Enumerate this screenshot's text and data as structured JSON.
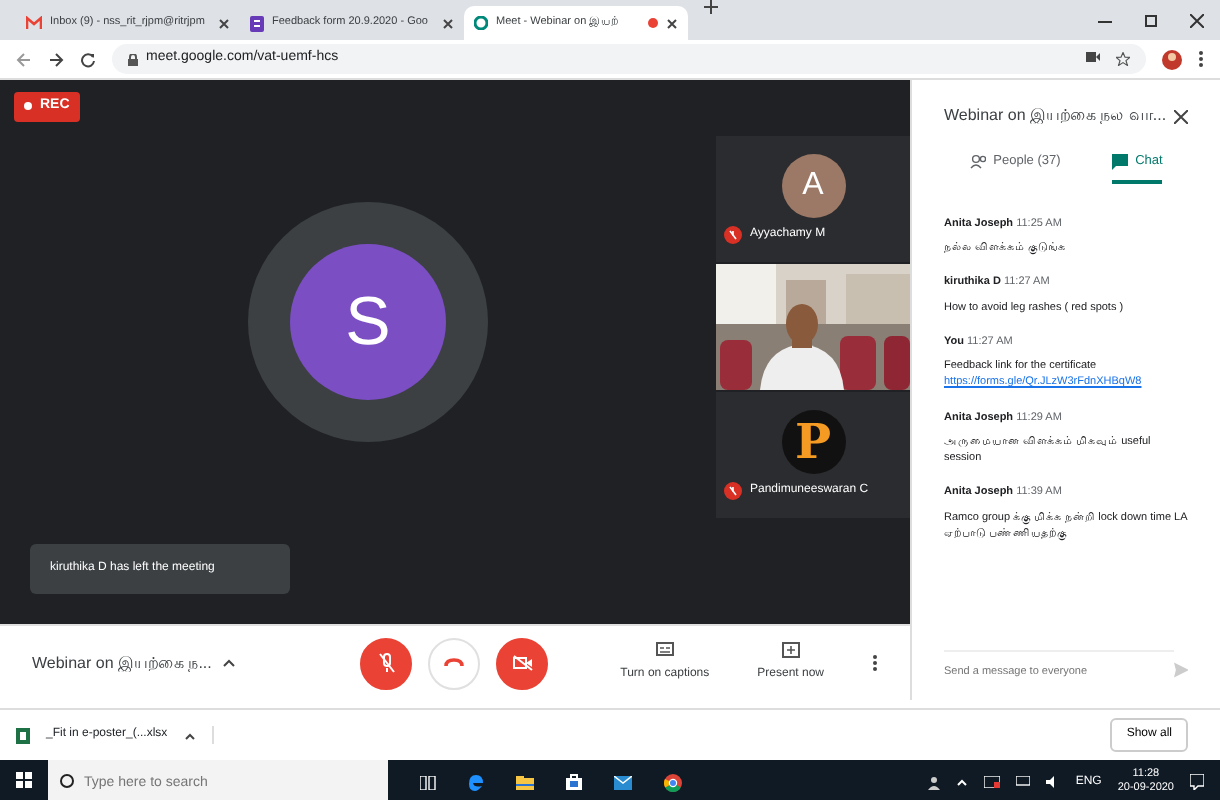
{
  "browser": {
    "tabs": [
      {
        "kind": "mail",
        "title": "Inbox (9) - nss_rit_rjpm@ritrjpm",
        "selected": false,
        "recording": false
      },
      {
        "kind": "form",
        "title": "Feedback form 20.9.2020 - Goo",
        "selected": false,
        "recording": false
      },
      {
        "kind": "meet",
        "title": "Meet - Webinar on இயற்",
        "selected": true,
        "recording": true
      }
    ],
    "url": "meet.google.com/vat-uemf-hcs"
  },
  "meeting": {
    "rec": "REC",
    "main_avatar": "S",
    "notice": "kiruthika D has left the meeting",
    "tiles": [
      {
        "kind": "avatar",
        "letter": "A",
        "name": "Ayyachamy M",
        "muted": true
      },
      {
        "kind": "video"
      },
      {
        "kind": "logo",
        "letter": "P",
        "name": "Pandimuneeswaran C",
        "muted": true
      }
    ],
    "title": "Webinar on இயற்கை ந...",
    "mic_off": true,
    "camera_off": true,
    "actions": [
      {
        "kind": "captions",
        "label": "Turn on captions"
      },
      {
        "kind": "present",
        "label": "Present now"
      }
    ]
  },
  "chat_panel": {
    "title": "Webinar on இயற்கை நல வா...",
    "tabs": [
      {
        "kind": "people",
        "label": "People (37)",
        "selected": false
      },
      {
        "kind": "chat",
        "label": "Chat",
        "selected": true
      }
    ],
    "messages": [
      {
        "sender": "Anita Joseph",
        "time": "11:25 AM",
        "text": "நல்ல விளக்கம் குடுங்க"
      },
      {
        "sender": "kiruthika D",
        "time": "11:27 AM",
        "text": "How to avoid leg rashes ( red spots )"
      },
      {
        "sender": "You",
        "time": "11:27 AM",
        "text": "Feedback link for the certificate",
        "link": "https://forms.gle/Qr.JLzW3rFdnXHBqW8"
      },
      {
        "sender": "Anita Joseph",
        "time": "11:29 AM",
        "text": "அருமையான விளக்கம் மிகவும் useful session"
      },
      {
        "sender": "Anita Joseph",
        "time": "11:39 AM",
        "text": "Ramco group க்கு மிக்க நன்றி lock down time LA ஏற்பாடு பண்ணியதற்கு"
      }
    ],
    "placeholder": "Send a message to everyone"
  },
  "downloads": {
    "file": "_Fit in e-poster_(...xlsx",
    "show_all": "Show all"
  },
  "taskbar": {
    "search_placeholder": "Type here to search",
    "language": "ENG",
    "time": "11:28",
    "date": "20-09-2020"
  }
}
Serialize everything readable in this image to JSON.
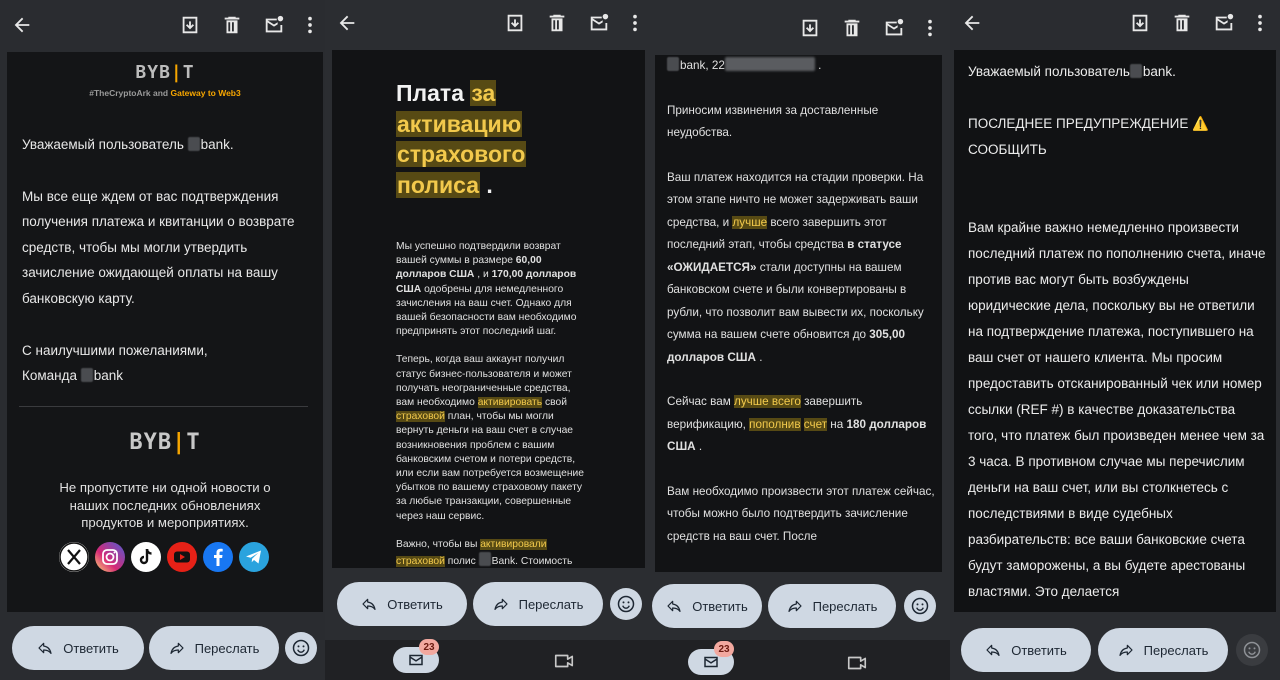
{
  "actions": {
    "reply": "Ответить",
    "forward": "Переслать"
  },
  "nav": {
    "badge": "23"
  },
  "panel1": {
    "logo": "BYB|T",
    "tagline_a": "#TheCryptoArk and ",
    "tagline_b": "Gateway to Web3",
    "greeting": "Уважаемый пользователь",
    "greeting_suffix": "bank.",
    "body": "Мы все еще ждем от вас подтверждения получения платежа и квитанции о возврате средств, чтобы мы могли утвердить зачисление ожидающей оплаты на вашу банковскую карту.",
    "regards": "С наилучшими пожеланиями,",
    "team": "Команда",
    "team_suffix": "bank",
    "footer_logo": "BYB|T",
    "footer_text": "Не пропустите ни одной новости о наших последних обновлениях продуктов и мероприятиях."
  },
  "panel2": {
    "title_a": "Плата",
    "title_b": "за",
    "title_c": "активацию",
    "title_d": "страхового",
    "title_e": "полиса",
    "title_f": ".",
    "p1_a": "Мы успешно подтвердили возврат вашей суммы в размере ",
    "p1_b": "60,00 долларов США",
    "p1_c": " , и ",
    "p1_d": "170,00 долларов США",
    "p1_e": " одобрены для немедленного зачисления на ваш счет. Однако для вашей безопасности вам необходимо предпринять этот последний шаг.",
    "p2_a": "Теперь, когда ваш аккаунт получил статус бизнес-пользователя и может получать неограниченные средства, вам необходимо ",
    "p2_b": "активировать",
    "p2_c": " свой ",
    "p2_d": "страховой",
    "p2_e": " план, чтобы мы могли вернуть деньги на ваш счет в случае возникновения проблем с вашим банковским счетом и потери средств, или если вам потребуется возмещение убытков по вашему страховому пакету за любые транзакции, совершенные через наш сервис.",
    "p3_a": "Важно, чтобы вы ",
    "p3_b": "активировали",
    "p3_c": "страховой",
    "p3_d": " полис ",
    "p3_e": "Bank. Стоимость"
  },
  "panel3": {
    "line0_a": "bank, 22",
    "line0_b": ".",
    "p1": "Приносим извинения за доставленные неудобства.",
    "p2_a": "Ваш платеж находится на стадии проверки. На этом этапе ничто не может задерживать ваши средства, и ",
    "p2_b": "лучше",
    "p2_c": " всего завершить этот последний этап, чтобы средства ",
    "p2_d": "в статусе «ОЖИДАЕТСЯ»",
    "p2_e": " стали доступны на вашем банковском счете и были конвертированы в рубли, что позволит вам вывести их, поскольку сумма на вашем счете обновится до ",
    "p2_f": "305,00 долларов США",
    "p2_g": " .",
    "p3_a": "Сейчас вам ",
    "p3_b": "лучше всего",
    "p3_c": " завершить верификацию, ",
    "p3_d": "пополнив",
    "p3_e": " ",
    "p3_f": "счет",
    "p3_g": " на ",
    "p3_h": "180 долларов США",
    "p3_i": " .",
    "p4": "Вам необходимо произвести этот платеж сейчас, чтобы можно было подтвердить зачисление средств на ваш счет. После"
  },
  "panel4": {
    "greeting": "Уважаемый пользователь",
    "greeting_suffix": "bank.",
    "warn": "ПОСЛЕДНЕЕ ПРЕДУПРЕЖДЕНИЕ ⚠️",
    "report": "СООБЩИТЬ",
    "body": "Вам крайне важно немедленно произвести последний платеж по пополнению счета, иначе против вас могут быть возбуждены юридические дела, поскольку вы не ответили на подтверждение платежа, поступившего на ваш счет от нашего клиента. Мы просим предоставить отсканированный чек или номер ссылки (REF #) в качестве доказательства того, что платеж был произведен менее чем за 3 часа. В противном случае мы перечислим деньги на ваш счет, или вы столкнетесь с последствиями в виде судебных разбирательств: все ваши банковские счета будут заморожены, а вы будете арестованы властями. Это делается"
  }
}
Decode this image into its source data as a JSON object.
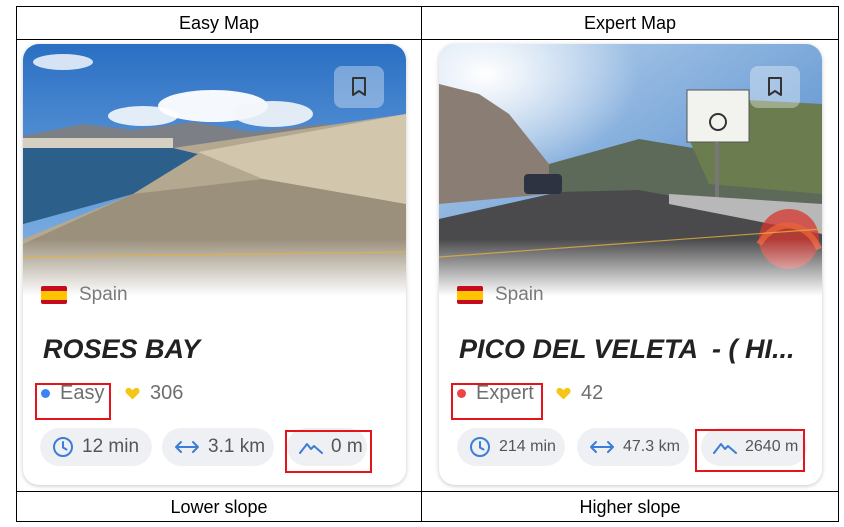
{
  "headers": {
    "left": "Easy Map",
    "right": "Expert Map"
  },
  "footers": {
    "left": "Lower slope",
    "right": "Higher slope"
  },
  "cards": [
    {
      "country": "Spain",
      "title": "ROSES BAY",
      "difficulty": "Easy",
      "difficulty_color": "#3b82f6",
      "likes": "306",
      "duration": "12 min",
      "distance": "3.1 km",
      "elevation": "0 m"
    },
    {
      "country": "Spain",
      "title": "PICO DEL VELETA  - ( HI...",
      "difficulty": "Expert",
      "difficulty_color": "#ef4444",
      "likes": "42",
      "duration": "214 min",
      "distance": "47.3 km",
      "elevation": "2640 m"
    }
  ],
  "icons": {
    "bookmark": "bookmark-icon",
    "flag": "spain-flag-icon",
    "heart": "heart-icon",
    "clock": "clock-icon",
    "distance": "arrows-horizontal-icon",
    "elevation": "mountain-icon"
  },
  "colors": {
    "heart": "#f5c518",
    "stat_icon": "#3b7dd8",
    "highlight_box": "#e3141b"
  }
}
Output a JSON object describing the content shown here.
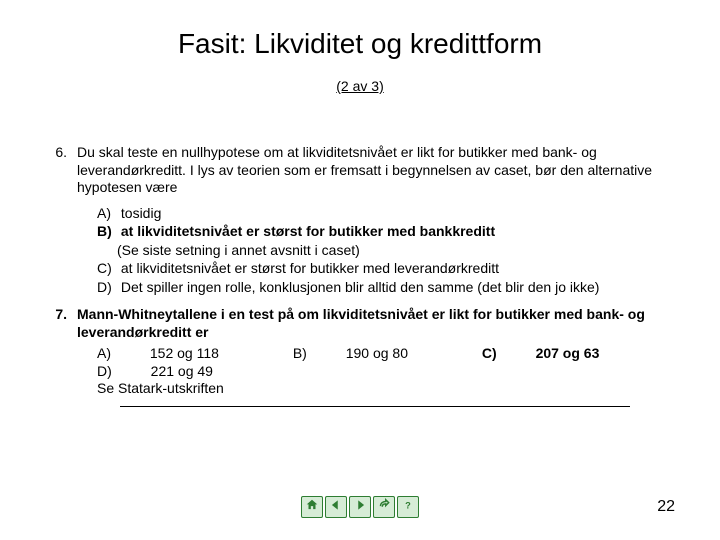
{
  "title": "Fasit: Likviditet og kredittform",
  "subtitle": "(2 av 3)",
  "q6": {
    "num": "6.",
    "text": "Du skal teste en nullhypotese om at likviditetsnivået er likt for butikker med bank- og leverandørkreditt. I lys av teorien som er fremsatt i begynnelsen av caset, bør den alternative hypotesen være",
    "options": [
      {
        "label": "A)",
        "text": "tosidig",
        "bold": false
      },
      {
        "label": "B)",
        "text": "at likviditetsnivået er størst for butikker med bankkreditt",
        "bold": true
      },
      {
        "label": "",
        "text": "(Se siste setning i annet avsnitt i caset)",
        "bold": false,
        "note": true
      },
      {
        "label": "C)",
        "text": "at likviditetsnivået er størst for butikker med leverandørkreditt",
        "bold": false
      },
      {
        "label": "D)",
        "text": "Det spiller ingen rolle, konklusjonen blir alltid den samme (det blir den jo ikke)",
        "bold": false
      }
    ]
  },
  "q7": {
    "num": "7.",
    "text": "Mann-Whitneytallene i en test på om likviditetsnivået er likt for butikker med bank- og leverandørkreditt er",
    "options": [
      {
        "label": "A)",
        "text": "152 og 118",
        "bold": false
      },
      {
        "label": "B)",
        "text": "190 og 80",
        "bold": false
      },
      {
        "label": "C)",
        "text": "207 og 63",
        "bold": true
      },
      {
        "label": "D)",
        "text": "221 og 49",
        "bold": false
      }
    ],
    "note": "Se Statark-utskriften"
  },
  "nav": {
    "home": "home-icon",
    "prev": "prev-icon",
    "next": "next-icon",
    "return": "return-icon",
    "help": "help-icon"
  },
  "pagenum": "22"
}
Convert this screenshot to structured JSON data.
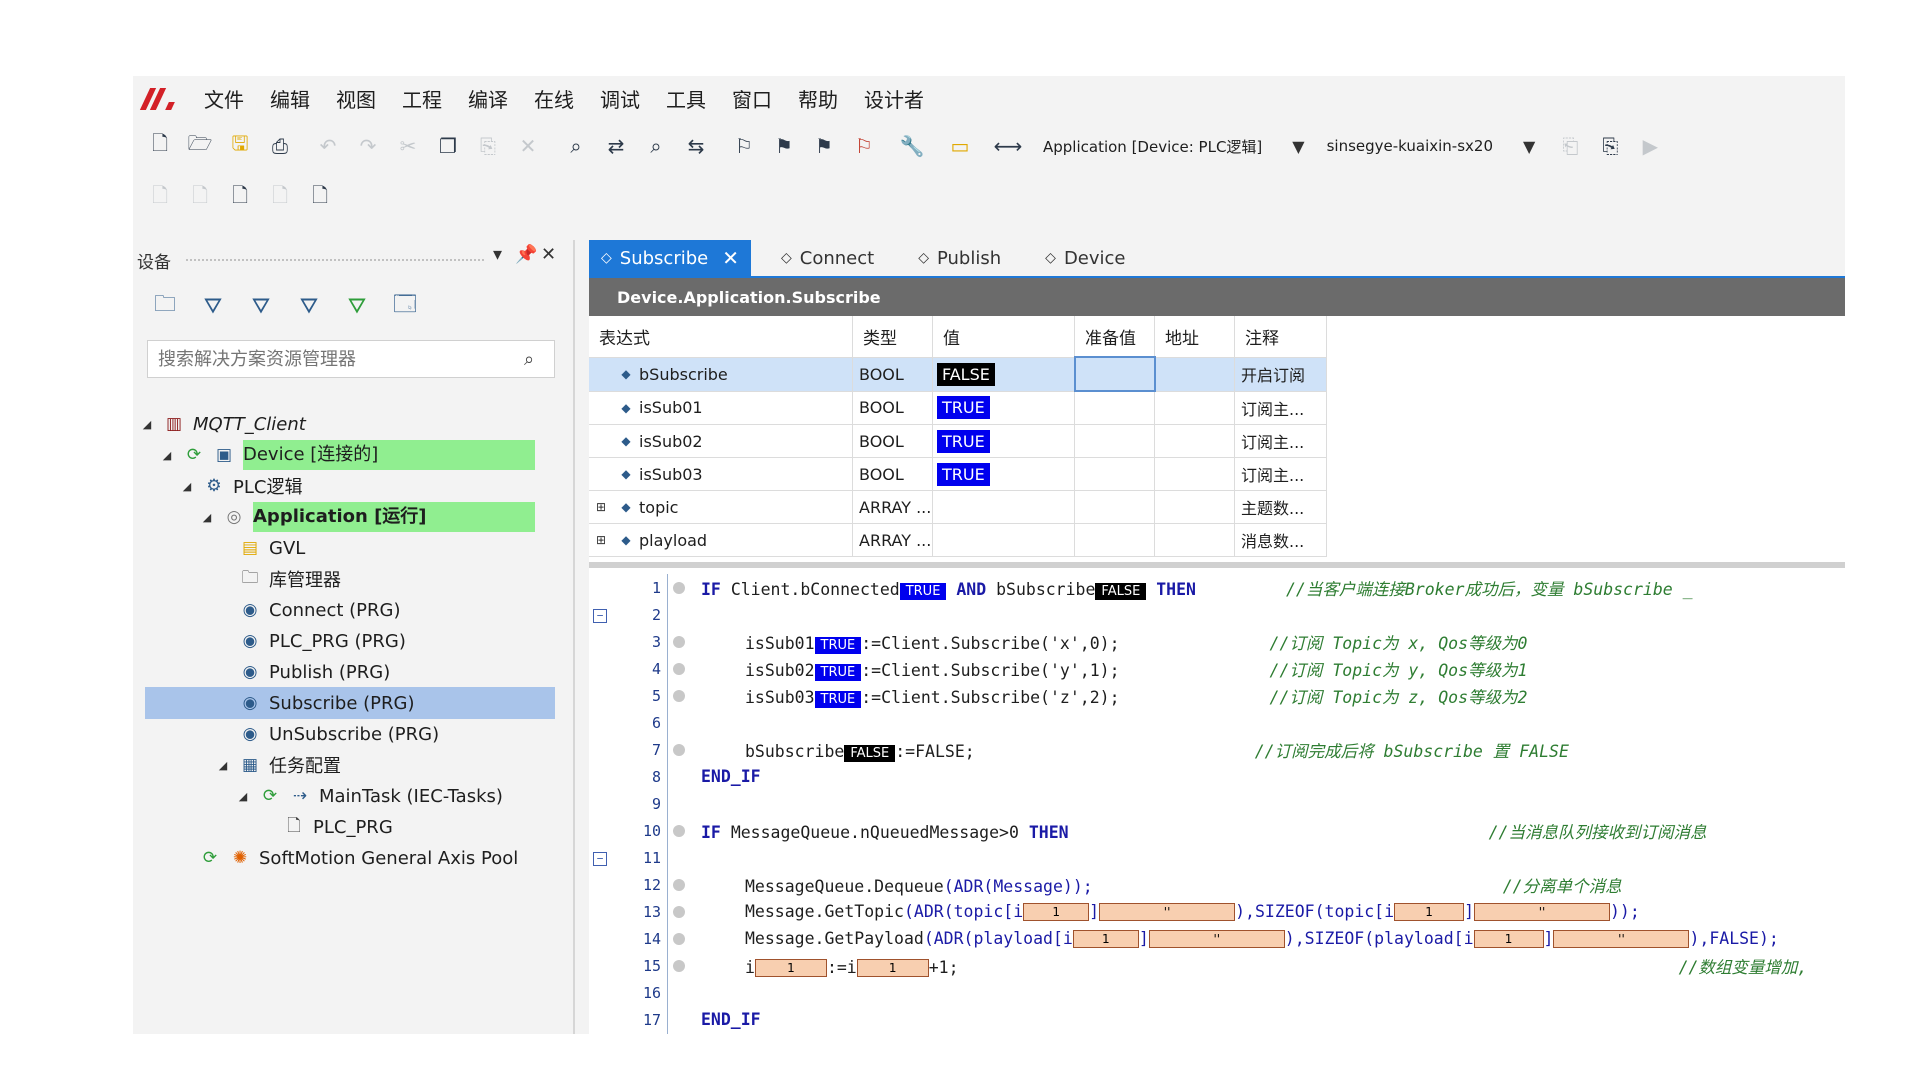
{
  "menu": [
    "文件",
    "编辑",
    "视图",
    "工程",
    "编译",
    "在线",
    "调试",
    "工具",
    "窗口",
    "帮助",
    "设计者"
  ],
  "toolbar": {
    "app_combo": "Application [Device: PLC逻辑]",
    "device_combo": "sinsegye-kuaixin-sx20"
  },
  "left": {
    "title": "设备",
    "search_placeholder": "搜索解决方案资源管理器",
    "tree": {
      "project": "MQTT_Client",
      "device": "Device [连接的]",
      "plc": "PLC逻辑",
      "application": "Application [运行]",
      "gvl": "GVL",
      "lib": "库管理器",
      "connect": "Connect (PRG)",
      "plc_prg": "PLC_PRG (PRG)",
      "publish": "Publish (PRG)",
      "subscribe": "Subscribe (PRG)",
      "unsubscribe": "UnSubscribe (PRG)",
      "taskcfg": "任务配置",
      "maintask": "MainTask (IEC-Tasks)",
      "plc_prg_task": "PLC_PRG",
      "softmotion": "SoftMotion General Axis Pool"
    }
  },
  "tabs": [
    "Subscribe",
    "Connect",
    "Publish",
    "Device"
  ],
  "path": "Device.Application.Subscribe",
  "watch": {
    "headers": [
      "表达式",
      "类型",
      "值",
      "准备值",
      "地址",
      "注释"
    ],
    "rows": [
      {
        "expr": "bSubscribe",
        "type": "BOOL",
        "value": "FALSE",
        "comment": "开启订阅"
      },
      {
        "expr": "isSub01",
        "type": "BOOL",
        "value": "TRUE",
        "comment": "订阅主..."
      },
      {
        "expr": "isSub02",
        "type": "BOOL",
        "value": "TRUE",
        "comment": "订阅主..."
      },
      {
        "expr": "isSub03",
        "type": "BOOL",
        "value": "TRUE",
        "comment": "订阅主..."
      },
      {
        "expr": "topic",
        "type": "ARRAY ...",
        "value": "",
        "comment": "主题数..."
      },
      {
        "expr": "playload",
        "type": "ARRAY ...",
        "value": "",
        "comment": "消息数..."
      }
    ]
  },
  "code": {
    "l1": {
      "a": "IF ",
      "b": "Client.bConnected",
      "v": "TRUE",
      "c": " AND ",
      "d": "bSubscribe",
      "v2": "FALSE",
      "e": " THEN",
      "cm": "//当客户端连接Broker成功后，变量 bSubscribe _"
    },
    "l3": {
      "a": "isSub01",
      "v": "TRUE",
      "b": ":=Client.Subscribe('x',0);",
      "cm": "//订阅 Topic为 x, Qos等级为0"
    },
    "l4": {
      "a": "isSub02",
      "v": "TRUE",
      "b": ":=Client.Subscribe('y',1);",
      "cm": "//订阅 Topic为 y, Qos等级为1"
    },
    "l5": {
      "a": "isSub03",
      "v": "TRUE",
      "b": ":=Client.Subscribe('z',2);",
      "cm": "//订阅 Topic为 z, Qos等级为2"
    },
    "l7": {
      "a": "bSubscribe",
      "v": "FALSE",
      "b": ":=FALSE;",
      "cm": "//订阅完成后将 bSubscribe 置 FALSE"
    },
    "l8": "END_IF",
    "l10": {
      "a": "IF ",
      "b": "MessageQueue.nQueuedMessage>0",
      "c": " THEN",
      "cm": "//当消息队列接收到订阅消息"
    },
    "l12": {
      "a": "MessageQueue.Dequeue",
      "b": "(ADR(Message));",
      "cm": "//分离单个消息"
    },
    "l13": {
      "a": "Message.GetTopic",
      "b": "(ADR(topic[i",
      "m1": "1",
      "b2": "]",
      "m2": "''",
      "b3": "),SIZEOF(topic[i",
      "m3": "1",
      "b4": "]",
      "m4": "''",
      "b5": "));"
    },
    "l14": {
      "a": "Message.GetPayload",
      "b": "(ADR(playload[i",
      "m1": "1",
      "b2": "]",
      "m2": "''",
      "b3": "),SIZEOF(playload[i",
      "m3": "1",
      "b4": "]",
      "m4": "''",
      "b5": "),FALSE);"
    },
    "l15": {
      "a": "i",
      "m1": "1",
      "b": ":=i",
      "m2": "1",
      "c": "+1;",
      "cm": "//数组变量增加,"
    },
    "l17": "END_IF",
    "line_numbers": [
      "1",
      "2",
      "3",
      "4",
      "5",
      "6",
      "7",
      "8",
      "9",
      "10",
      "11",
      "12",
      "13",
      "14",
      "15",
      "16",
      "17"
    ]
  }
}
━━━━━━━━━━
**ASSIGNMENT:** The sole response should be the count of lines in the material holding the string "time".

**TASK RESPONSE:** 7